ACTIVITY
Across all the lines of the following material, count those that include the word "HOST" and give only the result.
________
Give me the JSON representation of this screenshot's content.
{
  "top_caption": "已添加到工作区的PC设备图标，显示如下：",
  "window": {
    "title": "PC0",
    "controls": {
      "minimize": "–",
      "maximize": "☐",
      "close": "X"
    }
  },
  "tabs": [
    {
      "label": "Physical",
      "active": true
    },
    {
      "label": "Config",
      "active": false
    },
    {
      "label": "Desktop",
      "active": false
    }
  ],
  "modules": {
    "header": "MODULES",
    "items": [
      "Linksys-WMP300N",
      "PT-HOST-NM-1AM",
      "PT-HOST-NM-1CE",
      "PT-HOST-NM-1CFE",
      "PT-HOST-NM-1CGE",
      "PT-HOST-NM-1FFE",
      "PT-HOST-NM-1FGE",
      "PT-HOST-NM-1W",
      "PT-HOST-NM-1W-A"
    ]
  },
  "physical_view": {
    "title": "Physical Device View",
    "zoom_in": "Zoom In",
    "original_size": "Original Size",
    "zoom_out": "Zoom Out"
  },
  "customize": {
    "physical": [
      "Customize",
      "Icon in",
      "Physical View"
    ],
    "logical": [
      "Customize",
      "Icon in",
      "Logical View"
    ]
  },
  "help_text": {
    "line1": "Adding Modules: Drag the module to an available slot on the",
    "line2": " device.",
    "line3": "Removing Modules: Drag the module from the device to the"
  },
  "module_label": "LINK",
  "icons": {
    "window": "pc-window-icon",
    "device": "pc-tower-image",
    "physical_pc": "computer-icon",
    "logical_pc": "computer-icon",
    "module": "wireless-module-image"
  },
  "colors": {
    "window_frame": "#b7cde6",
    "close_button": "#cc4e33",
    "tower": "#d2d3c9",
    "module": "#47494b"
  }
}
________
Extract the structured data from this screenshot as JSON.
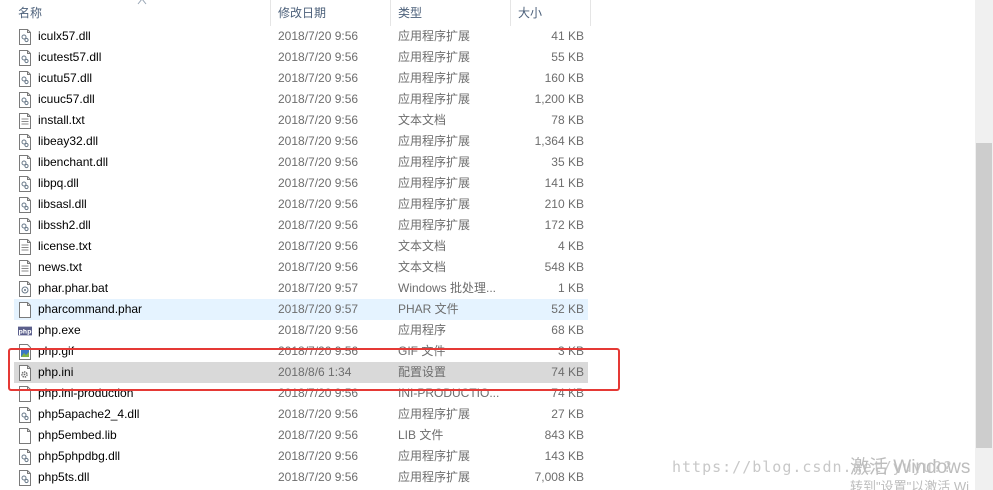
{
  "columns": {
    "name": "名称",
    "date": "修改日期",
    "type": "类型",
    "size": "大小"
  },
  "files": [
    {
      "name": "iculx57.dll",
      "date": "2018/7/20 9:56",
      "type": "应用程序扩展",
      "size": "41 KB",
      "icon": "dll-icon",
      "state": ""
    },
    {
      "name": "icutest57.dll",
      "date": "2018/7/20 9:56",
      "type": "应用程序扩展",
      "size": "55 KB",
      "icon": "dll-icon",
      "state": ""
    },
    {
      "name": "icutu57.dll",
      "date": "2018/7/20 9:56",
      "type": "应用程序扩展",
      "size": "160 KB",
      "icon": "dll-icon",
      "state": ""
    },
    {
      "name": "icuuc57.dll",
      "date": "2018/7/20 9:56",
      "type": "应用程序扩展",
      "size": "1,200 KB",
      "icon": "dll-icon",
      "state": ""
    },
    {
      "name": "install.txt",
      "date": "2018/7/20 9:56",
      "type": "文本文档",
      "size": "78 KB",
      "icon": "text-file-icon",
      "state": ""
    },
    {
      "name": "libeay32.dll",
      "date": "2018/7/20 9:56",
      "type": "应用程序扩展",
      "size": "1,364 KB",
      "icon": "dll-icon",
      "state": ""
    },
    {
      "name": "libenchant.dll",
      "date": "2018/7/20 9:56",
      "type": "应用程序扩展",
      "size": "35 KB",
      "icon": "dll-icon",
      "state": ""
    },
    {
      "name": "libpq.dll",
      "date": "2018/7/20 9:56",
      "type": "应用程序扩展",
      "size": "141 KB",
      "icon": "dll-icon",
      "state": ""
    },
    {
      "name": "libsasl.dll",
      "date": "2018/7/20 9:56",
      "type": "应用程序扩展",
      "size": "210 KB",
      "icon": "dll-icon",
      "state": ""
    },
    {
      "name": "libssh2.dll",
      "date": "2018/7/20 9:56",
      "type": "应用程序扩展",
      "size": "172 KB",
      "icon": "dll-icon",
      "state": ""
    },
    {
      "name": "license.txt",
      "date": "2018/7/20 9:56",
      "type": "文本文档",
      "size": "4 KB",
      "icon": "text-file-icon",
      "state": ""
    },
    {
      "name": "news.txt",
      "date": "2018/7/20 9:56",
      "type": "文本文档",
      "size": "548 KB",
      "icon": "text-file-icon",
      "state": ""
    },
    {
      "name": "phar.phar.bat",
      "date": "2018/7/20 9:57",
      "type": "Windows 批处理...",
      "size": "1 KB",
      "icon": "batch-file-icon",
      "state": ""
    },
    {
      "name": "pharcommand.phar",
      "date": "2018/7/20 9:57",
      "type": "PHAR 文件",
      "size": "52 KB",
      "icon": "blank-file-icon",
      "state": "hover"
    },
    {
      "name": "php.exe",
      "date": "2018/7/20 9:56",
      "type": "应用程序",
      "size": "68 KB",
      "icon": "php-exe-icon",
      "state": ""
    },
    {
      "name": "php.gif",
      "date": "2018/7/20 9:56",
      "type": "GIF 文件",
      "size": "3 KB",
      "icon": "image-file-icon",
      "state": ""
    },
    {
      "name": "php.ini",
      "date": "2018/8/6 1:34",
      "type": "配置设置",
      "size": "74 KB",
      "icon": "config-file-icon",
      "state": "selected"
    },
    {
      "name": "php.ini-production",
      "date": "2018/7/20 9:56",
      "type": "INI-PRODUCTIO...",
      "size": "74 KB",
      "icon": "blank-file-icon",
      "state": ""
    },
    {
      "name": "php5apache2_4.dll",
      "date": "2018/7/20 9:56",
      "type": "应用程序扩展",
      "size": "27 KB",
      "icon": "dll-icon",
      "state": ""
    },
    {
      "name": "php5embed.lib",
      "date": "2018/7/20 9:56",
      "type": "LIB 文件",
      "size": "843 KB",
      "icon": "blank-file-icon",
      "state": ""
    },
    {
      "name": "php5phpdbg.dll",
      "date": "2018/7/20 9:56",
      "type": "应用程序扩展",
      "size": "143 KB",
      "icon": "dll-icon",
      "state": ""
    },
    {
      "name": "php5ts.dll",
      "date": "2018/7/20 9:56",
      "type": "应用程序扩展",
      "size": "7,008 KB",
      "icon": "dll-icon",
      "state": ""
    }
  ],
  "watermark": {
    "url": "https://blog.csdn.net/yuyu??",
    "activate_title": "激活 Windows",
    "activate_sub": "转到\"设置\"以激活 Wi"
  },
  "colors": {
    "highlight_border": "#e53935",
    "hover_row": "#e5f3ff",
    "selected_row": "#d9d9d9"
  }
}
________
PROBLEM SOLUTION
8